ps. and thats without the debate on which cut of beef to use and what herbs to add to the recipe…all which make a big difference too !


#17

Day = made. Thank you!


#18

Not a problem, @GuidoD - I can see where you’re coming from, and it’s all part of a healthy debate! :slight_smile: Viable is a completely valid word to use, I just think we called it pinot-perfect because we’d tasked Felicity with coming up with a recipe tailor-made to match that specific pinot.
Thanks for sharing about her WSET qual too - I’m jealous of her Distinction! I only got a Merit. :cry: (Not that I’m still bitter or anything…:wink:)

Now wouldn’t that be a brilliant idea! :smiley: I’m blown away by the recipe skills of this Community. I also love that whenever someone asks for food matching advice, there’s always so many suggestions, and all different!

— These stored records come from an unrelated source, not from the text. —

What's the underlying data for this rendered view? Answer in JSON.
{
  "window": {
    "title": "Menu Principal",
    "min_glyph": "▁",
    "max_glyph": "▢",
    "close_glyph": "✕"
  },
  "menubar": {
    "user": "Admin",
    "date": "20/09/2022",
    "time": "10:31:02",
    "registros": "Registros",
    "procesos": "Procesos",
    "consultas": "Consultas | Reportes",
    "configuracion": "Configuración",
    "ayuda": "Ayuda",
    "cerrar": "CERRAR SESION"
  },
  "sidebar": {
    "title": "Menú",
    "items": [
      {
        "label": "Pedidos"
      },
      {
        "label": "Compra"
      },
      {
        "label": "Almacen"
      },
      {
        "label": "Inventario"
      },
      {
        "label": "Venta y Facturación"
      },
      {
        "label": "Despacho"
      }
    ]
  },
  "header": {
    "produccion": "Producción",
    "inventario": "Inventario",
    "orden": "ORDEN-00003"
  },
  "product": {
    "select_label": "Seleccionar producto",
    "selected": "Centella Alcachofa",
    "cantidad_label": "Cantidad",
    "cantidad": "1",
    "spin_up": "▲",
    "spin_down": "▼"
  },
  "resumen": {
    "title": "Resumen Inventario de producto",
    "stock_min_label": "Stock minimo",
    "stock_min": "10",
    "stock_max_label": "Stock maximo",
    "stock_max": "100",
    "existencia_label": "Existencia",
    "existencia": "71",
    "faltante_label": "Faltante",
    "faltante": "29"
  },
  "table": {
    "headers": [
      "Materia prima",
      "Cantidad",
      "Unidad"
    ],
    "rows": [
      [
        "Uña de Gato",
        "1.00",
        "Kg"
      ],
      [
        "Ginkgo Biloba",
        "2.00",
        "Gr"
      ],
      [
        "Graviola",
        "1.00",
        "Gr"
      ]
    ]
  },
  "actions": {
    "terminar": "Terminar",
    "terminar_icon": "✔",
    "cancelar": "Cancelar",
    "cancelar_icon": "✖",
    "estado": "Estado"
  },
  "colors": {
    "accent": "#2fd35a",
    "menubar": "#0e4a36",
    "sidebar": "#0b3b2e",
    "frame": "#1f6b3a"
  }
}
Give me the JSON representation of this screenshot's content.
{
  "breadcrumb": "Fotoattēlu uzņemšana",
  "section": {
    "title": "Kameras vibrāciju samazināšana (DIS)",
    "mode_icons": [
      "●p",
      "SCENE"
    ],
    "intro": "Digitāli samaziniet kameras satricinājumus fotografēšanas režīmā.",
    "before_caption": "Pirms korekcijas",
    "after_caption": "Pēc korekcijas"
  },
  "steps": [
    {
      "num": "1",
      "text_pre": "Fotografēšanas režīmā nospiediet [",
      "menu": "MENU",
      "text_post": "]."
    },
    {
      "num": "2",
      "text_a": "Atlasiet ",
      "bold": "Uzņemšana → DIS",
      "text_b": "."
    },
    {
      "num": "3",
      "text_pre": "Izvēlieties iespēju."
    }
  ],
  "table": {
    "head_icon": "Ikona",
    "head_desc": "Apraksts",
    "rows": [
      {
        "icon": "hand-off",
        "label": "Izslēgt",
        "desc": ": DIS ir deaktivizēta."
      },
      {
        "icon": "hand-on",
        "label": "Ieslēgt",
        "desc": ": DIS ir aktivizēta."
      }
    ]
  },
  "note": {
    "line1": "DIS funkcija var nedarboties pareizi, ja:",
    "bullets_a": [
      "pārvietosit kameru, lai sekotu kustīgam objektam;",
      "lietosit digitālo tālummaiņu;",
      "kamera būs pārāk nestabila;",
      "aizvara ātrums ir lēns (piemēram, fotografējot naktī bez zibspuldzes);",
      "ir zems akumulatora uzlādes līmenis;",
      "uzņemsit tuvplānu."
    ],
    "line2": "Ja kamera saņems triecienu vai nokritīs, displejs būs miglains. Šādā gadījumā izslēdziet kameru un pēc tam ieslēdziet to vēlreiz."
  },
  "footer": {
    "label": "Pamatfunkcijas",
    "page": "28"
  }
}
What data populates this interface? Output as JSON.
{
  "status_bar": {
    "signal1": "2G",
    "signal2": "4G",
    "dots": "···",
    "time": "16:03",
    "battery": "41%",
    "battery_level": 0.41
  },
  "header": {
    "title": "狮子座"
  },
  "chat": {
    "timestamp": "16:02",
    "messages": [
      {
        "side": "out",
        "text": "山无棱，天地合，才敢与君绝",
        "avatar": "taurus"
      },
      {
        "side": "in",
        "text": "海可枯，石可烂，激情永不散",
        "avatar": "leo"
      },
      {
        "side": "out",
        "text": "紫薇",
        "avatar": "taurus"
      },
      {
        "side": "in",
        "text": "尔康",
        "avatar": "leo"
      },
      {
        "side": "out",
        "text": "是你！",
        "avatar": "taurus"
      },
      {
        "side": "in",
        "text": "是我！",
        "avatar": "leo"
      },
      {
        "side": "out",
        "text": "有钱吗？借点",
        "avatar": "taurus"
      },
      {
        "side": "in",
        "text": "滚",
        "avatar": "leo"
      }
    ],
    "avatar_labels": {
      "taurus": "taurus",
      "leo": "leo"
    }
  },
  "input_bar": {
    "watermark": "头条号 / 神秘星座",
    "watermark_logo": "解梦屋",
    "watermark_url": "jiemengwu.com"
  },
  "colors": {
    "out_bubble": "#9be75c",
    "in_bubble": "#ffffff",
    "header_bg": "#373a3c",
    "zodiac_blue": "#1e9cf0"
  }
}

When I’ve put the advice to use, it makes the wine all the more special to know one of my fellow Society members recommended it. (And I’ve never tried a match I disagreed with yet…!)


#19

I’ve added the book already for my 2020 Xmas list - so you’ve got roughly 10 months to make it happen, that’s plenty of time :muscle: I can already see the beautifully bound Volume 1 :blush: This could also open up an avenue to non Wine Soc members as well :thinking:

Perhaps there is away also to integrate any recipes here with the food matching section of the Wine Soc website?


#20

The guardian did actually release a book of their cycle blog including top btl comment picks.

I feel a tie-up with our own groucho marx @Herbster would be an xmas best seller